In the APBD validation process, the DPRD (local parliament) members play a fairly dominant role as they currently have great power in determining the composition and size of the APBD. However, most local legislators lack skills and experience, which leads to their dependence on the executives. Moreover, the legislators often do not perform their roles objectively and transparently. The real process of APBD validation is primarily conducted ‘behind’ the formal sessions through various political compromises and bargaining processes. These practices have led to hidden conspiracies to misuse the budget funds, aiming to use those for the interests of the local elites and their cronies instead of the public interest

In regard to the execution stage, local officers are mostly able to generate own-source revenue (PAD) as targeted in the APBD. Nonetheless, the volume of collected PAD remains low, therefore local governments generally rely on funds transferred from the central government.

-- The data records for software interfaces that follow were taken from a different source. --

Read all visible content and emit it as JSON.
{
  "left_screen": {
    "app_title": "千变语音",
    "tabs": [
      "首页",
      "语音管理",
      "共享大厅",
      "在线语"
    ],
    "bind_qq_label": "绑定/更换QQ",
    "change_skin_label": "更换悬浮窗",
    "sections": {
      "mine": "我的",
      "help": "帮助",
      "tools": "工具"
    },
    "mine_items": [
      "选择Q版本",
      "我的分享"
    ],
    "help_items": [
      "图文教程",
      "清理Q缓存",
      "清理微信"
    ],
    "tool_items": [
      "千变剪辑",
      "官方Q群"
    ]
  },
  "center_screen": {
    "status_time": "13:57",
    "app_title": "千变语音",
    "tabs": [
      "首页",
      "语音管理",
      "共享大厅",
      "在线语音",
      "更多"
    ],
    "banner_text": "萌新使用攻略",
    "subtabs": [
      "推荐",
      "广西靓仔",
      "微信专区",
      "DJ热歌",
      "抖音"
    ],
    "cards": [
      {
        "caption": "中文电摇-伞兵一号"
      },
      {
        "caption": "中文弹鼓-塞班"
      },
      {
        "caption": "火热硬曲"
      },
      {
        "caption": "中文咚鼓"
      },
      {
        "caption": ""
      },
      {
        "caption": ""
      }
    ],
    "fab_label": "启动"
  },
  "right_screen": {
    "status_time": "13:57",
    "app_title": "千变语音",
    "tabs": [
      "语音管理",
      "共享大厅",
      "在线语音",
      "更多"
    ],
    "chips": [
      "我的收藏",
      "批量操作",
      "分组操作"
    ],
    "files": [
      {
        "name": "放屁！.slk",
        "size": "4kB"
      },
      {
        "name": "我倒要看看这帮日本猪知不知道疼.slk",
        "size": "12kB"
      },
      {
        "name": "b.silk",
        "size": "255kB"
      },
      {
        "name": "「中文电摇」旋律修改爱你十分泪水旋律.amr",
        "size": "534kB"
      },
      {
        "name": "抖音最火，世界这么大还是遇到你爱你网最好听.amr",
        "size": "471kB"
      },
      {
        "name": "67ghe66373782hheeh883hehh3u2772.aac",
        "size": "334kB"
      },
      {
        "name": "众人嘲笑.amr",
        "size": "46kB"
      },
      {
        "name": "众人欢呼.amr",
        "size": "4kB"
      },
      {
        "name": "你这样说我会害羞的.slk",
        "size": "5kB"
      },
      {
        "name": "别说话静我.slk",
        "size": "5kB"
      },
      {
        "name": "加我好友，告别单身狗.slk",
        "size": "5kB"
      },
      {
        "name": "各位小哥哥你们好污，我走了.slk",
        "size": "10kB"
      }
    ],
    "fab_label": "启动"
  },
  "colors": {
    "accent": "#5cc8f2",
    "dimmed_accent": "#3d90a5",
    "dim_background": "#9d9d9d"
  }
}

The local governments appear to prioritise financing routine expenditures rather than capital spending. Also, due to the lack of reliable data, routine expenditure is mostly executed incrementally.

In procuring goods and services, local officials prefer to conduct either a direct appointment or a simple auction instead of an open tender because manipulation and collusion can easily be carried out with potential contractors. Interventions from powerful parties in the procurement and execution of local projects induce to the rise of illegal types of projects such as 'Proyek Titipan' and 'Proyek Fiktif'. The study shows that a great deal of funds remains unutilised and high number of development projects remains unfinished because of improper APBD execution.

The quality of APBD supervision undertaken by local parliament members, supervisory units, NGOs, and community is now better compared to the New Order period. However, except for the KPK (Commission of Corruption Eradication), these supervisory agencies are unable to play effective role in supervising the APBD management due to obstacles such as lack of capacity, political powerlessness, vagueness and overlapping of authority.

In conclusion, the normative policies regarding local finance and budget management look better compared to the pre-reform period. Nevertheless, the local finance and budget cannot be managed properly because this is frequently interfered by various hidden conspiracies, political conflicts, and administrative misconduct. As a result, Indonesia has not adequately enjoyed the benefits of fiscal decentralisation and budgetary reform policy. Furthermore, the APBD funds appear unable to optimally contribute in improving the life of the local community and accelerating local developments.

Keywords: Budgeting process, local government, Indonesia, local autonomy

Subject: Policy and Administration thesis

Thesis type: Doctor of Philosophy
Completed: 2015
School: School of Social and Policy Studies
Supervisor: Dr. Noore Alam Siddiquee